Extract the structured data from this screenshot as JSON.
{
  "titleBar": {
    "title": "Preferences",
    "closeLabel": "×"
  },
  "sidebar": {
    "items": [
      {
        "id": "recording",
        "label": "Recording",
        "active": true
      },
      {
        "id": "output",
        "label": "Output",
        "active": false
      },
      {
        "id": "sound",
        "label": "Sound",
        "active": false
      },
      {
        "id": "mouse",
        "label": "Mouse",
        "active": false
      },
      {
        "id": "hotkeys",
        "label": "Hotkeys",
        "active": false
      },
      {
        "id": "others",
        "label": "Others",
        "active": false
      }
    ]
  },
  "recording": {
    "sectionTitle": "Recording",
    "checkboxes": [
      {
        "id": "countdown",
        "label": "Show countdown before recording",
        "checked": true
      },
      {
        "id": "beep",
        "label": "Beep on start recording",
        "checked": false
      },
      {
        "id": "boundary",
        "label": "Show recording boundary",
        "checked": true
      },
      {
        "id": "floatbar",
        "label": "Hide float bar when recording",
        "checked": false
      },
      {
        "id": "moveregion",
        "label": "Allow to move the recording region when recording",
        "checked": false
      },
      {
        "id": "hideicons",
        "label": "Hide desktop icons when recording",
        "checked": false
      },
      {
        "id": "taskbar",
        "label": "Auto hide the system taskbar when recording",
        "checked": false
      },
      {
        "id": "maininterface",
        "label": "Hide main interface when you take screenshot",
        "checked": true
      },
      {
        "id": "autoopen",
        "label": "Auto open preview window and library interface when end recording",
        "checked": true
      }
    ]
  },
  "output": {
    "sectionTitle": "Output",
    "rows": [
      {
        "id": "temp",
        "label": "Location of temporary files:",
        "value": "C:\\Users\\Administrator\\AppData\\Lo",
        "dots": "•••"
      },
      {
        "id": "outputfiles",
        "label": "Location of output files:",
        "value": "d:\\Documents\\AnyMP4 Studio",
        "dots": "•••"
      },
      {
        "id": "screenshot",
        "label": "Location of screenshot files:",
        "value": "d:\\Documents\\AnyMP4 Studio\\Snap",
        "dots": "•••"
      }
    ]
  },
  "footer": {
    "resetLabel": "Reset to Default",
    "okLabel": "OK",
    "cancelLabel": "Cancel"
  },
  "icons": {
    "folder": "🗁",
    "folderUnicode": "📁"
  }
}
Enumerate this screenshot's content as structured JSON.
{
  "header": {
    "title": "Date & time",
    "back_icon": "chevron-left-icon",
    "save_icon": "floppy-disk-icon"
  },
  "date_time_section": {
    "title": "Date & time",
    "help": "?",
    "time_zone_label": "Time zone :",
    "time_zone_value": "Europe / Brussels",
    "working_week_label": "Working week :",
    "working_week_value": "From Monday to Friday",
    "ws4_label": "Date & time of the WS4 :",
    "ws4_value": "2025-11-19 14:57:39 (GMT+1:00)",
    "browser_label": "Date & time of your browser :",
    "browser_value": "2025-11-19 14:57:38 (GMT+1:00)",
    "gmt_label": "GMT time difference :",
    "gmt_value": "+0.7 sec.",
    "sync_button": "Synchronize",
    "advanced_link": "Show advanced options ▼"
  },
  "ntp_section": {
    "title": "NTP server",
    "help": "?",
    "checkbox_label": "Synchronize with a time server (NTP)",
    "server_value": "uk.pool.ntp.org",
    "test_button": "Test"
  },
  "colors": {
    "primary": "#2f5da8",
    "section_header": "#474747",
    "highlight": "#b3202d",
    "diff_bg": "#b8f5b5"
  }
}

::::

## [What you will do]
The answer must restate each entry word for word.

## [Task answer]
Extract the structured data from this screenshot as JSON.
{
  "titleBar": {
    "title": "Preferences",
    "closeLabel": "×"
  },
  "sidebar": {
    "items": [
      {
        "id": "recording",
        "label": "Recording",
        "active": true
      },
      {
        "id": "output",
        "label": "Output",
        "active": false
      },
      {
        "id": "sound",
        "label": "Sound",
        "active": false
      },
      {
        "id": "mouse",
        "label": "Mouse",
        "active": false
      },
      {
        "id": "hotkeys",
        "label": "Hotkeys",
        "active": false
      },
      {
        "id": "others",
        "label": "Others",
        "active": false
      }
    ]
  },
  "recording": {
    "sectionTitle": "Recording",
    "checkboxes": [
      {
        "id": "countdown",
        "label": "Show countdown before recording",
        "checked": true
      },
      {
        "id": "beep",
        "label": "Beep on start recording",
        "checked": false
      },
      {
        "id": "boundary",
        "label": "Show recording boundary",
        "checked": true
      },
      {
        "id": "floatbar",
        "label": "Hide float bar when recording",
        "checked": false
      },
      {
        "id": "moveregion",
        "label": "Allow to move the recording region when recording",
        "checked": false
      },
      {
        "id": "hideicons",
        "label": "Hide desktop icons when recording",
        "checked": false
      },
      {
        "id": "taskbar",
        "label": "Auto hide the system taskbar when recording",
        "checked": false
      },
      {
        "id": "maininterface",
        "label": "Hide main interface when you take screenshot",
        "checked": true
      },
      {
        "id": "autoopen",
        "label": "Auto open preview window and library interface when end recording",
        "checked": true
      }
    ]
  },
  "output": {
    "sectionTitle": "Output",
    "rows": [
      {
        "id": "temp",
        "label": "Location of temporary files:",
        "value": "C:\\Users\\Administrator\\AppData\\Lo",
        "dots": "•••"
      },
      {
        "id": "outputfiles",
        "label": "Location of output files:",
        "value": "d:\\Documents\\AnyMP4 Studio",
        "dots": "•••"
      },
      {
        "id": "screenshot",
        "label": "Location of screenshot files:",
        "value": "d:\\Documents\\AnyMP4 Studio\\Snap",
        "dots": "•••"
      }
    ]
  },
  "footer": {
    "resetLabel": "Reset to Default",
    "okLabel": "OK",
    "cancelLabel": "Cancel"
  },
  "icons": {
    "folder": "🗁",
    "folderUnicode": "📁"
  }
}
Enumerate this screenshot's content as structured JSON.
{
  "header": {
    "title": "Date & time",
    "back_icon": "chevron-left-icon",
    "save_icon": "floppy-disk-icon"
  },
  "date_time_section": {
    "title": "Date & time",
    "help": "?",
    "time_zone_label": "Time zone :",
    "time_zone_value": "Europe / Brussels",
    "working_week_label": "Working week :",
    "working_week_value": "From Monday to Friday",
    "ws4_label": "Date & time of the WS4 :",
    "ws4_value": "2025-11-19 14:57:39 (GMT+1:00)",
    "browser_label": "Date & time of your browser :",
    "browser_value": "2025-11-19 14:57:38 (GMT+1:00)",
    "gmt_label": "GMT time difference :",
    "gmt_value": "+0.7 sec.",
    "sync_button": "Synchronize",
    "advanced_link": "Show advanced options ▼"
  },
  "ntp_section": {
    "title": "NTP server",
    "help": "?",
    "checkbox_label": "Synchronize with a time server (NTP)",
    "server_value": "uk.pool.ntp.org",
    "test_button": "Test"
  },
  "colors": {
    "primary": "#2f5da8",
    "section_header": "#474747",
    "highlight": "#b3202d",
    "diff_bg": "#b8f5b5"
  }
}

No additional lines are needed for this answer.